Reproduce the data exactly as given, except for any images.

Records for the task START

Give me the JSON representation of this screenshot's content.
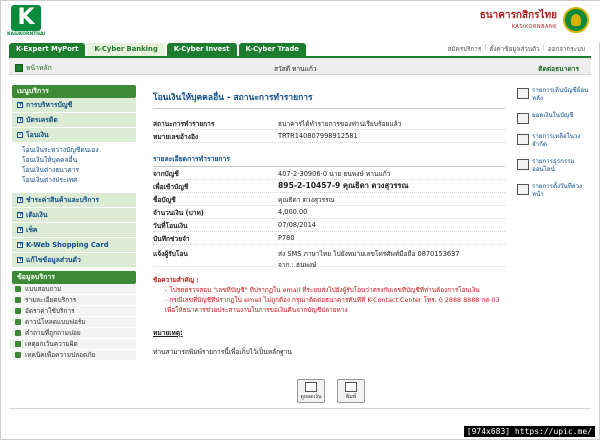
{
  "brand": {
    "logo_letter": "K",
    "logo_text": "KASIKORNTHAI",
    "bank_name_th": "ธนาคารกสิกรไทย",
    "bank_name_en": "KASIKORNBANK"
  },
  "tabs": [
    {
      "label": "K-Expert MyPort"
    },
    {
      "label": "K-Cyber Banking"
    },
    {
      "label": "K-Cyber Invest"
    },
    {
      "label": "K-Cyber Trade"
    }
  ],
  "toplinks": [
    "สมัครบริการ",
    "ตั้งค่าข้อมูลส่วนตัว",
    "ออกจากระบบ"
  ],
  "navbar": {
    "home": "หน้าหลัก",
    "greeting": "สวัสดี ทานแก้ว",
    "contact": "ติดต่อธนาคาร"
  },
  "sidebar": {
    "menu_title": "เมนูบริการ",
    "items": [
      {
        "label": "การบริหารบัญชี"
      },
      {
        "label": "บัตรเครดิต"
      },
      {
        "label": "โอนเงิน"
      }
    ],
    "transfer_sub": [
      "โอนเงินระหว่างบัญชีตนเอง",
      "โอนเงินให้บุคคลอื่น",
      "โอนเงินต่างธนาคาร",
      "โอนเงินต่างประเทศ"
    ],
    "items2": [
      {
        "label": "ชำระค่าสินค้าและบริการ"
      },
      {
        "label": "เติมเงิน"
      },
      {
        "label": "เช็ค"
      },
      {
        "label": "K-Web Shopping Card"
      },
      {
        "label": "แก้ไขข้อมูลส่วนตัว"
      }
    ],
    "info_title": "ข้อมูลบริการ",
    "info_items": [
      "แบบสอบถาม",
      "รายละเอียดบริการ",
      "อัตราค่าใช้บริการ",
      "ดาวน์โหลดแบบฟอร์ม",
      "คำถามที่ถูกถามบ่อย",
      "เหตุยกเว้นความผิด",
      "เทคนิคเพื่อความปลอดภัย"
    ]
  },
  "main": {
    "title": "โอนเงินให้บุคคลอื่น - สถานะการทำรายการ",
    "status_rows": [
      {
        "k": "สถานะการทำรายการ",
        "v": "ธนาคารได้ทำรายการของท่านเรียบร้อยแล้ว"
      },
      {
        "k": "หมายเลขอ้างอิง",
        "v": "TRTR140807998912581"
      }
    ],
    "detail_title": "รายละเอียดการทำรายการ",
    "detail_rows": [
      {
        "k": "จากบัญชี",
        "v": "407-2-30906-0 นาย ธนพงษ์ ทานแก้ว"
      },
      {
        "k": "เพื่อเข้าบัญชี",
        "v": "895-2-10457-9 คุณธิดา ดวงสุวรรณ"
      },
      {
        "k": "ชื่อบัญชี",
        "v": "คุณธิดา ดวงสุวรรณ"
      },
      {
        "k": "จำนวนเงิน (บาท)",
        "v": "4,000.00"
      },
      {
        "k": "วันที่โอนเงิน",
        "v": "07/08/2014"
      },
      {
        "k": "บันทึกช่วยจำ",
        "v": "P780"
      },
      {
        "k": "แจ้งผู้รับโอน",
        "v": "ส่ง SMS ภาษาไทย ไปยังหมายเลขโทรศัพท์มือถือ 0870153637",
        "v2": "จาก : ธนพงษ์"
      }
    ],
    "notes_title": "ข้อความสำคัญ :",
    "notes": [
      "- โปรดตรวจสอบ \"เลขที่บัญชี\" ที่ปรากฏใน email ที่ระบบส่งไปยังผู้รับโอนว่าตรงกับเลขที่บัญชีที่ท่านต้องการโอนเงิน",
      "- กรณีเลขที่บัญชีที่ปรากฏใน email ไม่ถูกต้อง กรุณาติดต่อธนาคารทันทีที่ K-Contact Center โทร. 0 2888 8888 กด 03 เพื่อให้ธนาคารช่วยประสานงานในการขอเงินคืนจากบัญชีปลายทาง"
    ],
    "remark_title": "หมายเหตุ:",
    "remark_text": "ท่านสามารถพิมพ์รายการนี้เพื่อเก็บไว้เป็นหลักฐาน",
    "buttons": [
      {
        "label": "ดูยอดเงิน"
      },
      {
        "label": "พิมพ์"
      }
    ]
  },
  "rail": [
    "รายการเดินบัญชีย้อนหลัง",
    "ยอดเงินในบัญชี",
    "รายการเหลือในวงจำกัด",
    "รายการธุรกรรมออนไลน์",
    "รายการตั้งวันที่ล่วงหน้า"
  ],
  "tag": "[974x683] https://upic.me/"
}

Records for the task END

— Result of the exercise —
Give me the JSON representation of this screenshot's content.
{
  "brand": {
    "logo_letter": "K",
    "logo_text": "KASIKORNTHAI",
    "bank_name_th": "ธนาคารกสิกรไทย",
    "bank_name_en": "KASIKORNBANK"
  },
  "tabs": [
    {
      "label": "K-Expert MyPort"
    },
    {
      "label": "K-Cyber Banking"
    },
    {
      "label": "K-Cyber Invest"
    },
    {
      "label": "K-Cyber Trade"
    }
  ],
  "toplinks": [
    "สมัครบริการ",
    "ตั้งค่าข้อมูลส่วนตัว",
    "ออกจากระบบ"
  ],
  "navbar": {
    "home": "หน้าหลัก",
    "greeting": "สวัสดี ทานแก้ว",
    "contact": "ติดต่อธนาคาร"
  },
  "sidebar": {
    "menu_title": "เมนูบริการ",
    "items": [
      {
        "label": "การบริหารบัญชี"
      },
      {
        "label": "บัตรเครดิต"
      },
      {
        "label": "โอนเงิน"
      }
    ],
    "transfer_sub": [
      "โอนเงินระหว่างบัญชีตนเอง",
      "โอนเงินให้บุคคลอื่น",
      "โอนเงินต่างธนาคาร",
      "โอนเงินต่างประเทศ"
    ],
    "items2": [
      {
        "label": "ชำระค่าสินค้าและบริการ"
      },
      {
        "label": "เติมเงิน"
      },
      {
        "label": "เช็ค"
      },
      {
        "label": "K-Web Shopping Card"
      },
      {
        "label": "แก้ไขข้อมูลส่วนตัว"
      }
    ],
    "info_title": "ข้อมูลบริการ",
    "info_items": [
      "แบบสอบถาม",
      "รายละเอียดบริการ",
      "อัตราค่าใช้บริการ",
      "ดาวน์โหลดแบบฟอร์ม",
      "คำถามที่ถูกถามบ่อย",
      "เหตุยกเว้นความผิด",
      "เทคนิคเพื่อความปลอดภัย"
    ]
  },
  "main": {
    "title": "โอนเงินให้บุคคลอื่น - สถานะการทำรายการ",
    "status_rows": [
      {
        "k": "สถานะการทำรายการ",
        "v": "ธนาคารได้ทำรายการของท่านเรียบร้อยแล้ว"
      },
      {
        "k": "หมายเลขอ้างอิง",
        "v": "TRTR140807998912581"
      }
    ],
    "detail_title": "รายละเอียดการทำรายการ",
    "detail_rows": [
      {
        "k": "จากบัญชี",
        "v": "407-2-30906-0 นาย ธนพงษ์ ทานแก้ว"
      },
      {
        "k": "เพื่อเข้าบัญชี",
        "v": "895-2-10457-9 คุณธิดา ดวงสุวรรณ"
      },
      {
        "k": "ชื่อบัญชี",
        "v": "คุณธิดา ดวงสุวรรณ"
      },
      {
        "k": "จำนวนเงิน (บาท)",
        "v": "4,000.00"
      },
      {
        "k": "วันที่โอนเงิน",
        "v": "07/08/2014"
      },
      {
        "k": "บันทึกช่วยจำ",
        "v": "P780"
      },
      {
        "k": "แจ้งผู้รับโอน",
        "v": "ส่ง SMS ภาษาไทย ไปยังหมายเลขโทรศัพท์มือถือ 0870153637",
        "v2": "จาก : ธนพงษ์"
      }
    ],
    "notes_title": "ข้อความสำคัญ :",
    "notes": [
      "- โปรดตรวจสอบ \"เลขที่บัญชี\" ที่ปรากฏใน email ที่ระบบส่งไปยังผู้รับโอนว่าตรงกับเลขที่บัญชีที่ท่านต้องการโอนเงิน",
      "- กรณีเลขที่บัญชีที่ปรากฏใน email ไม่ถูกต้อง กรุณาติดต่อธนาคารทันทีที่ K-Contact Center โทร. 0 2888 8888 กด 03 เพื่อให้ธนาคารช่วยประสานงานในการขอเงินคืนจากบัญชีปลายทาง"
    ],
    "remark_title": "หมายเหตุ:",
    "remark_text": "ท่านสามารถพิมพ์รายการนี้เพื่อเก็บไว้เป็นหลักฐาน",
    "buttons": [
      {
        "label": "ดูยอดเงิน"
      },
      {
        "label": "พิมพ์"
      }
    ]
  },
  "rail": [
    "รายการเดินบัญชีย้อนหลัง",
    "ยอดเงินในบัญชี",
    "รายการเหลือในวงจำกัด",
    "รายการธุรกรรมออนไลน์",
    "รายการตั้งวันที่ล่วงหน้า"
  ],
  "tag": "[974x683] https://upic.me/"
}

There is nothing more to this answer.